This week’s paper made headlines on both sides of the Atlantic. “Fast carbs don’t make you fat” reported the Daily Mail and Business Insider alike (Ref 1). The media headlines came from a press release that led with “New Study Disproves ‘Fast Carbs Make You Fat’ Claim” (Ref 2). The paper that generated the press release was by Gaesser et al and it was entitled “Perspective: Does Glycemic Index Matter for Weight Loss and Obesity Prevention? Examination of the Evidence on ‘Fast’ Compared with ‘Slow’ Carbs” (Ref 3).
The glycemic index (GI) was introduced in 1981 by David Jenkins, a professor at the University of Toronto. The seminal paper on the topic can be seen here (Ref 4). The glycemic index is a value assigned to foods – from 0 to 100 – based on how slowly or how quickly those foods cause increases in blood glucose levels. Glucose was assigned the number 100, so other foods can be measured relative to this. Foods low on the glycemic index (GI) scale tend to release glucose slowly and steadily. Foods high on the glycemic index release glucose rapidly. Hence the use of the terms ‘slow’ and ‘fast’ carbs.
Since the development of the GI concept, several diet books have been written using the principle and more than 11,000 articles appear in a pubmed search for the term (conducted August 2021). The Gaesser et al paper noted that the 2015 and 2020 Dietary Guidelines for Americans “made no recommendation for using GI in dietary guidelines.”
Declaration of interest – I don’t rate the glycemic index and I never have. It’s way too imprecise and it elicits some illogical results. Regarding imprecision, raw carrots have one GI – cook them and they have another. The GI for a banana? What colour is it? Green, yellow or black? Then the same bread will score widely differently on different GI scales/GI websites. The Gaesser et al paper also noted this “The University of Sydney’s GI database lists 27 values for brown rice ranging from 48 to 87 and 66 GI values for white rice ranging from 17 to 94” (Ref 5). That’s an absurd imprecision upon which to base anything. On the logic, white rice is barely better than brown rice and wholemeal spaghetti is worse than white (Ref 6).

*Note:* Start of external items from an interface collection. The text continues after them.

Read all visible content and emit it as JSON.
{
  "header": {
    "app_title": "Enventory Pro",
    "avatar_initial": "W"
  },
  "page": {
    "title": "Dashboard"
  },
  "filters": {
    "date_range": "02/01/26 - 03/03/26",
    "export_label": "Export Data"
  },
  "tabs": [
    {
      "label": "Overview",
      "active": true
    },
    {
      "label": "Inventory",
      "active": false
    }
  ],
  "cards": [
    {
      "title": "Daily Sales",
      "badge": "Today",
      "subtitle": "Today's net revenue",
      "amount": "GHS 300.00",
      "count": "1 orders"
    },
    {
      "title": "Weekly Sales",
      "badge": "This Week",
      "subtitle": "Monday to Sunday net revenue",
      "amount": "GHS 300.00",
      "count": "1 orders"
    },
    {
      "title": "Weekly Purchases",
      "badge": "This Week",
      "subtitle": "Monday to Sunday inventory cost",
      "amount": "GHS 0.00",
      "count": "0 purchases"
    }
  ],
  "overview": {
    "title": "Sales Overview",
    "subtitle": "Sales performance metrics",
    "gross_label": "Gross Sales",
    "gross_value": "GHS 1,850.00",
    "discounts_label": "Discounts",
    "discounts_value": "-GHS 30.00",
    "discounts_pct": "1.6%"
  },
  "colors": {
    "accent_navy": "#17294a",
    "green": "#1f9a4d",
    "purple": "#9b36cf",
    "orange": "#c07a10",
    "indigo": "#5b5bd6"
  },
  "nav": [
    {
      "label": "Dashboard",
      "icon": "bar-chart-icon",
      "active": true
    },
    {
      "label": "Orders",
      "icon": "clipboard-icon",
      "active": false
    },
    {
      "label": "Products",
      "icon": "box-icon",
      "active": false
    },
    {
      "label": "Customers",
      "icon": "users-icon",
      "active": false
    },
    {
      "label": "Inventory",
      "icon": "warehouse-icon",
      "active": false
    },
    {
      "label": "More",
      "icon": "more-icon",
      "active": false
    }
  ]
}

Given the limitations (being kind) of the GI concept, a study concluding that ‘slow’ carbs are not much better than ‘fast’ – and conversely that ‘fast’ carbs are not much worse than ‘slow’ – meets little prima facie resistance from me. I can believe that they’re as imprecise, as useless and as bad as each other. With that caveat, let’s look at what turned out to be an interesting paper…